They also announced that Bob Gurr will be speaking at their annual bar-b-que on Sunday August 2nd, 1:00 p.m. at the Old Adobe Building 157 Moffett Boulevard in Mountain View.

I have an inquiry out to Pat Figueroa, MVHA's President, to see if they have any plans to make the poster available for sale and will post an update here.

Thursday, July 16, 2015

Dal Freeman - Saved the best for last

Hold onto your... Holy Cow!

Lagoon has recently announced the opening of their newest coaster - Cannibal - which was designed by Arrow alumni Dal Freeman. Unlike many recent coaster designs, Cannibal was engineered and built in-house, with local (Utah) talent.

It starts with a trip up a 208-foot enclosed vertical tower.

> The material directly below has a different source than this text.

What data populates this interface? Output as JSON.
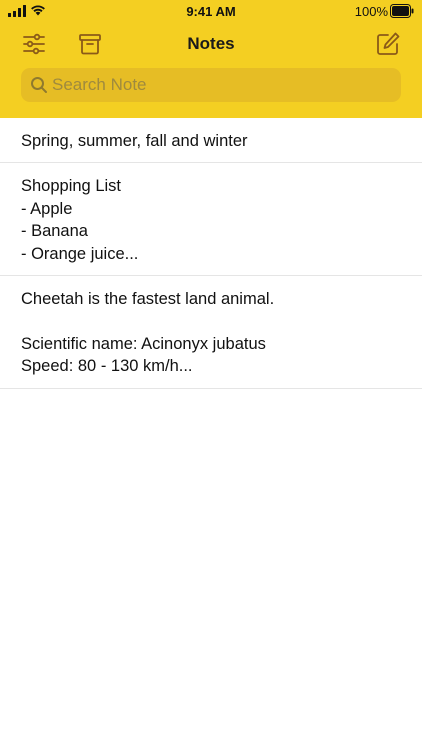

Next is a past vertical 116 degree push-over leading to a high speed shot thru a themed underground tunnel. Finally are three inversions including a 140-foot-tall (43 m) half-loop twist, a heartline roll, and a diving loop. 

Its 12 seat cabins feature lapbars, which is unusual for an inverting ride path, but Arrow basically invented the corkscrew roller coaster, which uses barrel rolls - a positive g maneuver - to keep you squarely planted in your seat. Cannibal chews thru 2735 feet of track in just over a minute, at speeds up to 70 mph, while pulling as much as 4.2 g's.

Dal joined Arrow in 1986 as the Director of Engineering, overseeing a staff of ten people. The size of his department more than doubled in three years, reflecting the then increasing demand for Arrow's coaster's.

Dal was with Arrow through the 90's, leaving just before X2 and the bankruptcy. He worked on the Pipeline, Magnum XL-200 and Drachen Fire, with Magnum being his favorite. Dal previously worked for Disney on Splash Mountain and was also offered the opportunity to work on either Jaws or Kongfrontation at Universal Studios Florida. He felt that Kongfrontation was more exciting and came up with the idea of using a suspended cable car as the ride vehicle.

Before working for Arrow, Dal worked for Thiokol, which made the Chickadee ski lift at Snowbird. Thiokol also produced a range of other equipment for ski resorts, including snowcats and snow grooming vehicles. Those businesses were spun off in 1978 when the company restructured itself to concentrate on its rocket motors and related technologies. Their snowcats were used in ski resorts, operated by the USAF in Alaska, and are now popular with private owners for all terrain transport.

At Lagoon, Dal's  first project was Wild Mouse. He worked on every Lagoon ride since; Spider, Samurai, Rocket, Rattlesnake Rapids, The Bat, Wicked, OdySea, Jumping Dragon and Bombora.

Dal's love for equipment started at a very early age, growing up on a farm in the Salt Lake Valley. He was driving a tractor by age five. Using and maintaining farm machinery instilled a curiosity to understand how things worked and what had to be done to fix them. That laid the foundation for pursuing a degree in mechanical engineering from the University of Utah. He also held Engineer Land Surveyor and Professional Structural Engineer licenses.

One of the things Dal truly enjoyed about working at Arrow was the opportunity to interact with the customers. From the time a new project began, he was interfacing with manufacturing during construction, consulting during field installation and test check-out and start-up of each new ride. No two projects were exactly alike and Dal enjoyed the unique challenges that each instillation brought.

He apparently saved the best for last, as Dal announced his retirement mid July 2015.

Dal Freeman by Wicked